Phillip Arnold had just returned from the first round of The Voice in Los Angeles, where, by all accounts, he stole the show. He was adored by the celebrity judges and praised by entertainment bloggers. TV ratings showed that his audience was 16 million strong.

So when Phillip collapsed onto his parents’ couch back home in Georgia, he had just one thought.

He turned to Mom and Dad and said, “I’ve really had a good life.”

It’s hard to disagree. The 19-year-old singer is well-spoken, he’s an Eagle Scout, and, oh yeah, he sings like you wouldn’t believe. Continue reading

Photo by Lewis Jacobs/NBC

WATCH: How did our favorite Eagle Scout singer do on ‘The Voice’?

Pip didn’t just sing last night.

He “absolutely blew the roof off the place,” said host Carson Daly.
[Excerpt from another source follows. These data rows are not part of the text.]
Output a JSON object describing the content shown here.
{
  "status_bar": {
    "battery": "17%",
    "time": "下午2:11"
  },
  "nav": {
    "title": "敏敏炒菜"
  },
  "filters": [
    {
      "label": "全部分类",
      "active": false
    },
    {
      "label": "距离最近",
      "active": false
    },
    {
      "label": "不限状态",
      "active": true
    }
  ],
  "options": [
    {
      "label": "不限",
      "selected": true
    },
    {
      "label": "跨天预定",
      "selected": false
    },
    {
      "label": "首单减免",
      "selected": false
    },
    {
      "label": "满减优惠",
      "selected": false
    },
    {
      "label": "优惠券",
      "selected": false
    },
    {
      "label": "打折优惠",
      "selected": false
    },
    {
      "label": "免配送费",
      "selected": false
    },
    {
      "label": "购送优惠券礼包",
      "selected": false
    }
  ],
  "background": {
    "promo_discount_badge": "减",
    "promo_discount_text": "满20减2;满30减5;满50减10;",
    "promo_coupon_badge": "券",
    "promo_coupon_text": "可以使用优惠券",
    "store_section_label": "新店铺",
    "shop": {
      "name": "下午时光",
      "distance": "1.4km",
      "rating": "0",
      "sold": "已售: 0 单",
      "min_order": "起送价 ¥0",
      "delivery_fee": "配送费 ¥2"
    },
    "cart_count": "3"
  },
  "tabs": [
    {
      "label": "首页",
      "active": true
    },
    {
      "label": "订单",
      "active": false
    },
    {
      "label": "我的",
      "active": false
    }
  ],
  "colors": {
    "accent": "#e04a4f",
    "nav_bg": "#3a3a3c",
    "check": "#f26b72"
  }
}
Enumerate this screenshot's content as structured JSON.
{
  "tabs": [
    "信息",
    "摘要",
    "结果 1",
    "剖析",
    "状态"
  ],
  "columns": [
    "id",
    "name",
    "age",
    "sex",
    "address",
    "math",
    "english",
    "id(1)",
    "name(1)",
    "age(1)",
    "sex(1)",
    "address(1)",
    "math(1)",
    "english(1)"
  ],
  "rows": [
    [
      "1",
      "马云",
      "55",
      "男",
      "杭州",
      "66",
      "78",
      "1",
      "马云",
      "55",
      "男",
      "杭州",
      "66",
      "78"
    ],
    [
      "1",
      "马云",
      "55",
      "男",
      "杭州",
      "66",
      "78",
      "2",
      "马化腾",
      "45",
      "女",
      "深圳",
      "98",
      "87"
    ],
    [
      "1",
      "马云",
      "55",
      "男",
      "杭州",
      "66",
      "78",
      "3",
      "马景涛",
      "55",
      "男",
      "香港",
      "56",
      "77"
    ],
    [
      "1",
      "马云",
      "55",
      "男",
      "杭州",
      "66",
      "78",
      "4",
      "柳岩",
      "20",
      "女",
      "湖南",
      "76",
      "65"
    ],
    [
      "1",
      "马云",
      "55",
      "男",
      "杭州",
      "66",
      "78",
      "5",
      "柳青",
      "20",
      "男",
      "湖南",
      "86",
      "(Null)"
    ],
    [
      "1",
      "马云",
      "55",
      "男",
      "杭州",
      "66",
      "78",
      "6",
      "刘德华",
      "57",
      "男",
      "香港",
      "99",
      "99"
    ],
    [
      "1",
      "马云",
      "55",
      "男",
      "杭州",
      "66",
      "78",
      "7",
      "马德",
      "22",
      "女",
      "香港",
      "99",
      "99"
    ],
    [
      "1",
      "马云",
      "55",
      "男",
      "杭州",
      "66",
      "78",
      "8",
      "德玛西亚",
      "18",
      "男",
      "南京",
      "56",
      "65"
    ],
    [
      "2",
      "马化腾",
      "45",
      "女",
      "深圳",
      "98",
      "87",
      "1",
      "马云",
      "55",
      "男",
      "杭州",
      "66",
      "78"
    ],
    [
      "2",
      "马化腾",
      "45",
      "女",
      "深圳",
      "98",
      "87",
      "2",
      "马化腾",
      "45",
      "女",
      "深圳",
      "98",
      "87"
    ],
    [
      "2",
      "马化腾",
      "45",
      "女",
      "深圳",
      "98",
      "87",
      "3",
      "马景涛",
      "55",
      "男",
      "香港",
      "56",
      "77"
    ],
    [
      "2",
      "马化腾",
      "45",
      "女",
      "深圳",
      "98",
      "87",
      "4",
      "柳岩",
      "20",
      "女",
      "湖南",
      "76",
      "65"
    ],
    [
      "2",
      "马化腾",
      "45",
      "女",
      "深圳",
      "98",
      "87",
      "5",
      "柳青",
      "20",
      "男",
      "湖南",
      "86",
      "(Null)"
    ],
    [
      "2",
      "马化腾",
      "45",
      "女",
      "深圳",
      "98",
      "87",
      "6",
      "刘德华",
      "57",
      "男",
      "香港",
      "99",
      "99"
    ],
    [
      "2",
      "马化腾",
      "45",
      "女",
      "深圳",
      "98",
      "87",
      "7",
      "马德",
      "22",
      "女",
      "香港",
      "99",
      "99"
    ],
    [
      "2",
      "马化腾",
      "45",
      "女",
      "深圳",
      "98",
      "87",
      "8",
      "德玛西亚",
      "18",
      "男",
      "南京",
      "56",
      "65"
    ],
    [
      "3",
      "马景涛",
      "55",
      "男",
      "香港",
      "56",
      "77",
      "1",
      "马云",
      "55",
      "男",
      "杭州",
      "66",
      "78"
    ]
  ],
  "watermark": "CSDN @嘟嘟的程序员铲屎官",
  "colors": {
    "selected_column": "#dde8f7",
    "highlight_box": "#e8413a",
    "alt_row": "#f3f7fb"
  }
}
Phillip Arnold, known on the show as Pip, gave a powerful rendition of The Animals’ “House of the Rising Sun” during last night’s episode. Continue reading